June 1, 2009
Two higher education authorities have predicted that the financial structure of colleges and universities will be the next "bubble" to burst in the United States.
According to Joseph Marr Cronin, former secretary of education in Massachusetts, and Howard E. Horton, president of Boston's New England College of Business and Finance, a combination of high tuition and reduced student loan availability will soon test the viability of many small- and medium-sized private colleges. Their opinion piece, "Will Higher Education Be the Next Bubble to Burst?" appeared in the Chronicle of Higher Education.
In the article, the authors noted that the according to the National Center for Public Policy and Higher Education, average college tuition and fees have risen by 440 percent over the past 25 years. Patrick M. Callan, the center's president, warned that low-income students will soon no longer be able to afford a college education.
The authors also pointed out that private student loans are no longer readily available, college endowments which allowed institutions to lower tuition costs have dried up, and declines in home values have made it impossible for families to utilize home-equity loans to pay for college. As a result, many families are increasingly turning to lower-cost options such as community colleges and online education.
In an interview with the Boston Herald, Cronin said that private schools--which rely heavily on tuition money--are not reacting quickly enough to these market pressures. As a result, he predicted that 20 to 40 colleges may very well close in the next few years, although the larger and more prestigious schools such as Harvard and MIT will survive.
Other experts agreed. "You're going to see some bankruptcies," said Gerald Cassidy, an analyst at RBC Capital Markets, who was quoted in the Herald. "A breaking point is going to come (for some schools). There's going to be a real problem."
An article in The Washington Post reinforced the opinion that students are increasingly seeking out lower-cost options for higher education. At Northern Virginia Community College, for example, enrollment was up 4 percent last fall compared to the previous year, and increased 10 percent this summer over last year.

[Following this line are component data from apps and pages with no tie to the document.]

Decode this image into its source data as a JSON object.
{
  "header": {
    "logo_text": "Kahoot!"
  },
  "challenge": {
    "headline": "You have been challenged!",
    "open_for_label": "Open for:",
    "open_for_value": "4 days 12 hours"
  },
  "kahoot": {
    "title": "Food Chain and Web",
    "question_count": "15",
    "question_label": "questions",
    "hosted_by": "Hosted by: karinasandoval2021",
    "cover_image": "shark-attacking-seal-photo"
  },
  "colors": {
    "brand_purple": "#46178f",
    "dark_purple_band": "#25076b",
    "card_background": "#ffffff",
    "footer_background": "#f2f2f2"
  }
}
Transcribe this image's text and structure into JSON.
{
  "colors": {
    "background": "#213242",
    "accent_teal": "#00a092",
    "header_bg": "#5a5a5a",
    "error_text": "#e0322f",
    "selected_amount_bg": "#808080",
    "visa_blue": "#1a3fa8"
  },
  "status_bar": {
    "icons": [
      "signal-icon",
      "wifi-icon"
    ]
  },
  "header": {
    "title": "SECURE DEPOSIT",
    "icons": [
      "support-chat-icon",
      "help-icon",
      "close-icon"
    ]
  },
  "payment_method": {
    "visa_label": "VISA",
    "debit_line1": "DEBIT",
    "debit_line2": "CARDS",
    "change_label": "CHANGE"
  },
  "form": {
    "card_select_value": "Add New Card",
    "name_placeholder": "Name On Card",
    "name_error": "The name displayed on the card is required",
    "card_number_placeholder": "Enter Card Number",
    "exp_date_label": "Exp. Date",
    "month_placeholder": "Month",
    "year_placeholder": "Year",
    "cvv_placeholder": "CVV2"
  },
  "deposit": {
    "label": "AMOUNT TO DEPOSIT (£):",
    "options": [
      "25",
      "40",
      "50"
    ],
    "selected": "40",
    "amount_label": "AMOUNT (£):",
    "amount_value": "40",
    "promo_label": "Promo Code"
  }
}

"We are predicting a student tsunami for next fall," said Robert Templin, president of the college, who was quoted in the Post.